You are already familiar with how to create a pointer: int *ptr = nullptr(remember to always initialize a pointer). To allocate space for a variable you will use the “new” keyword followed by the data type. For example, int *ptr = new int or if the pointer is already created you could just use, ptr = new int. That newly allocated address is now saved in the pointer and can be accessed easily by dereferencing the pointer with *.
Below is an example of getting a user’s input for the number of ID numbers to be entered into an array, Then, a pointer and a new array is created with the user’s input variable to specify the exact size of the array.
Without the pointer and dynamic memory allocation, this would not be possible. Typically an array created under normal circumstances must use a constant to declare the array size. Here, we were able to do it on the fly, A few things to note. If there isn’t enough free memory to accommodate the request, C++ will throw an exception and terminate the program.

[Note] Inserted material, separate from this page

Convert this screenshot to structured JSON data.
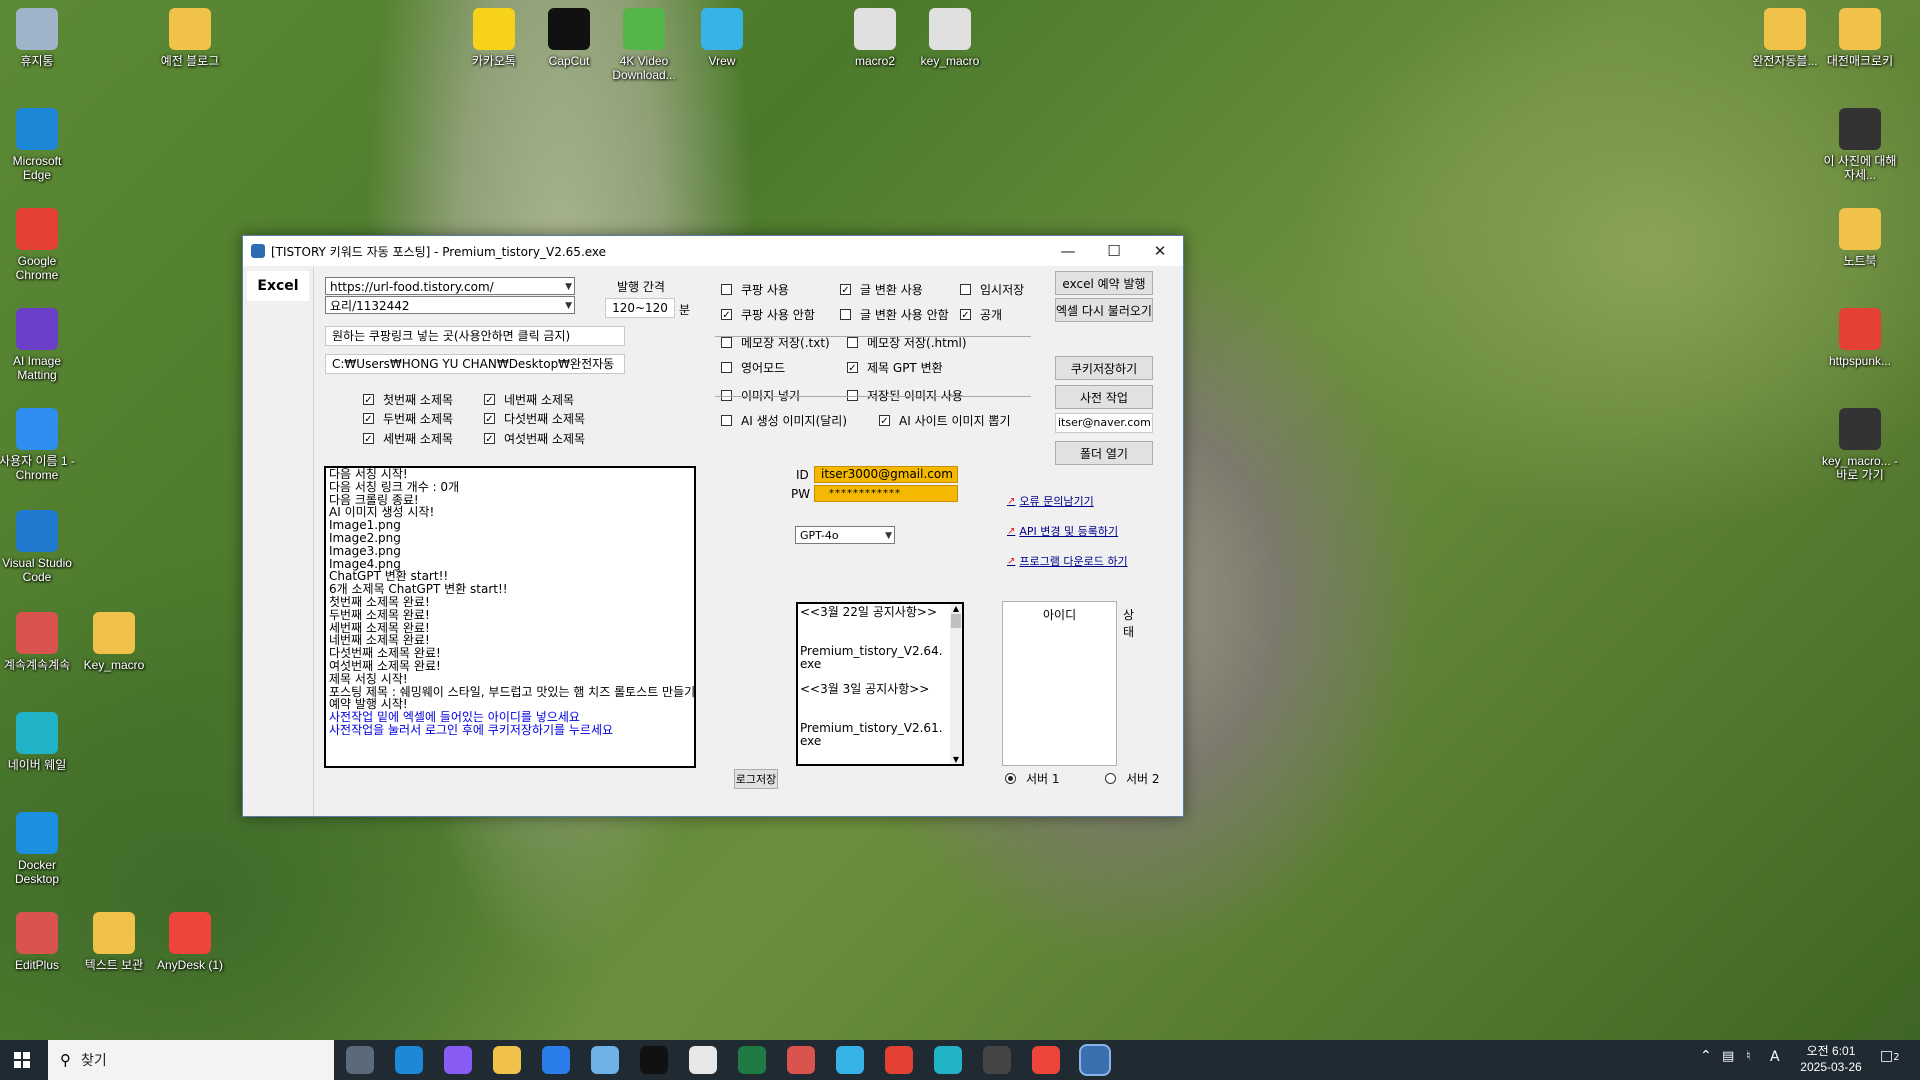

It is important to delete or deallocate memory after use. This will help stop memory leaks from occurring. C++ does not have garbage collection. Garbage collection is a mechanism that will reclaim data on the heap which are no longer used. Since C++ does not offer this utility it is up to you. Using delete ptr(single variable) or delete ptr(array) will deallocate that memory and free up that space. C++ does also have smart pointers. They are objects that work similar to pointers but can automatically delete allocated memory when it’s no longer in use.
I hope this was able to provide some useful information and clear up any confusion. Pointers are an important part of C++ programming and having a firm grasp on this will be beneficial. I am no expert on the subject but this is just my functional understanding of the topic. Putting this information into my own words and thoughts allows me to reflect on what I actually understand. This is as much a learning tool for me as anyone else who needs it. If you have any questions or perhaps I need to make some corrections feel free to leave me a comment or send me a message.